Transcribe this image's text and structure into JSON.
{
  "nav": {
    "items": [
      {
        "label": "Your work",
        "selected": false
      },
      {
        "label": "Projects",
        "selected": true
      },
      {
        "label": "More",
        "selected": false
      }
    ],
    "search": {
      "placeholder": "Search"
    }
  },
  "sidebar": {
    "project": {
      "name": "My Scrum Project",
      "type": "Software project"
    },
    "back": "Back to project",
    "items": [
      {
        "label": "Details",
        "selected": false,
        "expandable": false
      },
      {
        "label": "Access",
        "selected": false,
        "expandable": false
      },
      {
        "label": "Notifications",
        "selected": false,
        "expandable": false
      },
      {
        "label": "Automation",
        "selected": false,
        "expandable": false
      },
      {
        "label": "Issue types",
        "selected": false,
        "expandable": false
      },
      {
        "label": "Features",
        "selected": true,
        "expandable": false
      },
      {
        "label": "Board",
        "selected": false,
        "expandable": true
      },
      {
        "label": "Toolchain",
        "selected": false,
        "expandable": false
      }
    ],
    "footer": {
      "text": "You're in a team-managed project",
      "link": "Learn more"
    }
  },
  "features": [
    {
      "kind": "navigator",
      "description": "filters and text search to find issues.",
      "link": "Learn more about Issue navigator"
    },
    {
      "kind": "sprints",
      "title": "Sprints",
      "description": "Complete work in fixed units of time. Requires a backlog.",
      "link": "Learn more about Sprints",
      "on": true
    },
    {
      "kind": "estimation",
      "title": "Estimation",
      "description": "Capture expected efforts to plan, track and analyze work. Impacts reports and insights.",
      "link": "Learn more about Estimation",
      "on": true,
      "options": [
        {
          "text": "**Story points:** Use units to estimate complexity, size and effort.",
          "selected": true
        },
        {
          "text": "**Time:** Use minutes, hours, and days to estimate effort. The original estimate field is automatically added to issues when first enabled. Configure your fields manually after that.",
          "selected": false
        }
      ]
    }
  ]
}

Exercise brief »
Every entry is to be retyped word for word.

Response below »
Transcribe this image's text and structure into JSON.
{
  "nav": {
    "items": [
      {
        "label": "Your work",
        "selected": false
      },
      {
        "label": "Projects",
        "selected": true
      },
      {
        "label": "More",
        "selected": false
      }
    ],
    "search": {
      "placeholder": "Search"
    }
  },
  "sidebar": {
    "project": {
      "name": "My Scrum Project",
      "type": "Software project"
    },
    "back": "Back to project",
    "items": [
      {
        "label": "Details",
        "selected": false,
        "expandable": false
      },
      {
        "label": "Access",
        "selected": false,
        "expandable": false
      },
      {
        "label": "Notifications",
        "selected": false,
        "expandable": false
      },
      {
        "label": "Automation",
        "selected": false,
        "expandable": false
      },
      {
        "label": "Issue types",
        "selected": false,
        "expandable": false
      },
      {
        "label": "Features",
        "selected": true,
        "expandable": false
      },
      {
        "label": "Board",
        "selected": false,
        "expandable": true
      },
      {
        "label": "Toolchain",
        "selected": false,
        "expandable": false
      }
    ],
    "footer": {
      "text": "You're in a team-managed project",
      "link": "Learn more"
    }
  },
  "features": [
    {
      "kind": "navigator",
      "description": "filters and text search to find issues.",
      "link": "Learn more about Issue navigator"
    },
    {
      "kind": "sprints",
      "title": "Sprints",
      "description": "Complete work in fixed units of time. Requires a backlog.",
      "link": "Learn more about Sprints",
      "on": true
    },
    {
      "kind": "estimation",
      "title": "Estimation",
      "description": "Capture expected efforts to plan, track and analyze work. Impacts reports and insights.",
      "link": "Learn more about Estimation",
      "on": true,
      "options": [
        {
          "text": "**Story points:** Use units to estimate complexity, size and effort.",
          "selected": true
        },
        {
          "text": "**Time:** Use minutes, hours, and days to estimate effort. The original estimate field is automatically added to issues when first enabled. Configure your fields manually after that.",
          "selected": false
        }
      ]
    }
  ]
}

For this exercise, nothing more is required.